Twisted Necks

Discussion in 'Hardware, Setup & Repair [BG]' started by seamus, Mar 13, 2001.

  1. seamus


    Feb 8, 2001
    **I originally posted this in 'Basses' but decided to move it here.**

    Just the other day I was in a store looking at a particular model bass I am after. I was going to buy it until I inspected the neck pocket(was kind of sloppy) and the neck appeared to have a twist in it. You could see a spot where the fretboard took a turn to one side. Maybe it was just uneven frets, but it looked like a twist to me.
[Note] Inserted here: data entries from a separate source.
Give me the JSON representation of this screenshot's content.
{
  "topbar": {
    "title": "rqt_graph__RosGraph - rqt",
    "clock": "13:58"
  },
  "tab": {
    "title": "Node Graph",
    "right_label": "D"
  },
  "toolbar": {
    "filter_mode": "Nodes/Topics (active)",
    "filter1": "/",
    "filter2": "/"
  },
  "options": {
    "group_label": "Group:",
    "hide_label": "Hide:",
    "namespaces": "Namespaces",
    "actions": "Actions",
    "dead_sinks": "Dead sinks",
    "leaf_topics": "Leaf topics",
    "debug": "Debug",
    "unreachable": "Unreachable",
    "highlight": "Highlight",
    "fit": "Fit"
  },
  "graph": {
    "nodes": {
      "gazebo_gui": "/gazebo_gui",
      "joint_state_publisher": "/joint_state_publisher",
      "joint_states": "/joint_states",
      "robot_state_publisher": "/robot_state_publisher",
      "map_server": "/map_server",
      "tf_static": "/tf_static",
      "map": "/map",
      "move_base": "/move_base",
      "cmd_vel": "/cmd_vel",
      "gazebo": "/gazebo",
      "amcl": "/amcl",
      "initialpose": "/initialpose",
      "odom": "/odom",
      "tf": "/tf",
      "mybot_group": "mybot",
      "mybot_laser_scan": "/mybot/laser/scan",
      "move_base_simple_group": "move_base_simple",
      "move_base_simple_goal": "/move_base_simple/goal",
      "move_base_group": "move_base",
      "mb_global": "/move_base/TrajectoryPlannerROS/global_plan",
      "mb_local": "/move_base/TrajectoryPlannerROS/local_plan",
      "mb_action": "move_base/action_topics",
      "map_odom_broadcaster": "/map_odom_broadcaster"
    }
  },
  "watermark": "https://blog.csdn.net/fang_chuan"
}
    What causes this to happen to a neck? I think I've read that having no tension dialed in on the truss rod can do it.

    Can having *too much* tension do the same thing? I play a low action, so I have a good deal of tension on most of my necks. I've yet to see any of them develop this 'twist' though.

    Is it a manufacturing defect? Can it happen if the woods aren't aged or treated properly?

    Finally, what can an owner do to prevent this from happening?
  2. JMX

    JMX Vorsprung durch Technik

    Sep 4, 2000
    Cologne, Germany
    The main reason for neck twisting is due to insufficient wood preparation, and perhaps poor wood quality and a finish that doesn't allow the wood to 'breathe'.
    The wood hasn't been dried properly and still contains too much moisture.
    Over time the wood dries and starts to warp.
    In general one-piece necks are more instable than laminated necks (5 or 7 pcs. necks).
    I know that Drum Workshop provides a service to dry drums to improve sound and tunability, so that may be a way...

    In theory, you could strip away the paint and dry the neck, but it might warp anyway and I doubt you could save or improve the neck that way.

    It can happen to any bass, low budget or boutique. But one piece necks with a paint finish and on a factory bass might be more prone to warp than laminated necks with oil/wax finish on a custom-made bass.
  3. I spoke to a luthier about this once, and he said he had to replace heaps of Fender Jazz necks because of twisting. Apparently it was cheaper to throw the bad one away and fit a new one than to repair it. He thought it was because the Jazz neck was so thin, and had such an ineffective truss rod.